## Records shown

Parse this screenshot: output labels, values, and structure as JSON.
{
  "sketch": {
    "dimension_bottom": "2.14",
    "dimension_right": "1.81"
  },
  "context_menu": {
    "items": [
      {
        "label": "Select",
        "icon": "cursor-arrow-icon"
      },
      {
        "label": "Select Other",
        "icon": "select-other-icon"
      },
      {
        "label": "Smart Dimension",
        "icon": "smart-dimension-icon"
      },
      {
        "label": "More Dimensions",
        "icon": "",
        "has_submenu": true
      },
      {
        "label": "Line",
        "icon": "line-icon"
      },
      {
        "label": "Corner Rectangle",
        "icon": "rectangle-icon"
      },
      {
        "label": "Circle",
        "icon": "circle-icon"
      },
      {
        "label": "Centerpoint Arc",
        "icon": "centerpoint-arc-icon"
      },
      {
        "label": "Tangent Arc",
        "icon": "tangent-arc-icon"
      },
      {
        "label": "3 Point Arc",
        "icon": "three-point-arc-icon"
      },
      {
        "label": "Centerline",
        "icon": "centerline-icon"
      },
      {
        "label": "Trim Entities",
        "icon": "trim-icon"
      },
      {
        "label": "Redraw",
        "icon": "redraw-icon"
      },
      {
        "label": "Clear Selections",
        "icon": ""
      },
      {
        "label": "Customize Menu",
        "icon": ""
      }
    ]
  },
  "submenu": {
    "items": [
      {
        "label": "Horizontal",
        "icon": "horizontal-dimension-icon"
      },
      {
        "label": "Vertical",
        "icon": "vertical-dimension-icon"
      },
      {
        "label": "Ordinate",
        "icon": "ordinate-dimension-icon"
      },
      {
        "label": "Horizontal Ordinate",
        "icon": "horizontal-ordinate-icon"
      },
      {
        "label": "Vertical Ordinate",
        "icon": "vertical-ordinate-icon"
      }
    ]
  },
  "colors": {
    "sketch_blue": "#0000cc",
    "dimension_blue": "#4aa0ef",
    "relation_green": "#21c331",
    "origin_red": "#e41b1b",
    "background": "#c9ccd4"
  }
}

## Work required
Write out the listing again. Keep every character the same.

## Response to the exercise
Parse this screenshot: output labels, values, and structure as JSON.
{
  "sketch": {
    "dimension_bottom": "2.14",
    "dimension_right": "1.81"
  },
  "context_menu": {
    "items": [
      {
        "label": "Select",
        "icon": "cursor-arrow-icon"
      },
      {
        "label": "Select Other",
        "icon": "select-other-icon"
      },
      {
        "label": "Smart Dimension",
        "icon": "smart-dimension-icon"
      },
      {
        "label": "More Dimensions",
        "icon": "",
        "has_submenu": true
      },
      {
        "label": "Line",
        "icon": "line-icon"
      },
      {
        "label": "Corner Rectangle",
        "icon": "rectangle-icon"
      },
      {
        "label": "Circle",
        "icon": "circle-icon"
      },
      {
        "label": "Centerpoint Arc",
        "icon": "centerpoint-arc-icon"
      },
      {
        "label": "Tangent Arc",
        "icon": "tangent-arc-icon"
      },
      {
        "label": "3 Point Arc",
        "icon": "three-point-arc-icon"
      },
      {
        "label": "Centerline",
        "icon": "centerline-icon"
      },
      {
        "label": "Trim Entities",
        "icon": "trim-icon"
      },
      {
        "label": "Redraw",
        "icon": "redraw-icon"
      },
      {
        "label": "Clear Selections",
        "icon": ""
      },
      {
        "label": "Customize Menu",
        "icon": ""
      }
    ]
  },
  "submenu": {
    "items": [
      {
        "label": "Horizontal",
        "icon": "horizontal-dimension-icon"
      },
      {
        "label": "Vertical",
        "icon": "vertical-dimension-icon"
      },
      {
        "label": "Ordinate",
        "icon": "ordinate-dimension-icon"
      },
      {
        "label": "Horizontal Ordinate",
        "icon": "horizontal-ordinate-icon"
      },
      {
        "label": "Vertical Ordinate",
        "icon": "vertical-ordinate-icon"
      }
    ]
  },
  "colors": {
    "sketch_blue": "#0000cc",
    "dimension_blue": "#4aa0ef",
    "relation_green": "#21c331",
    "origin_red": "#e41b1b",
    "background": "#c9ccd4"
  }
}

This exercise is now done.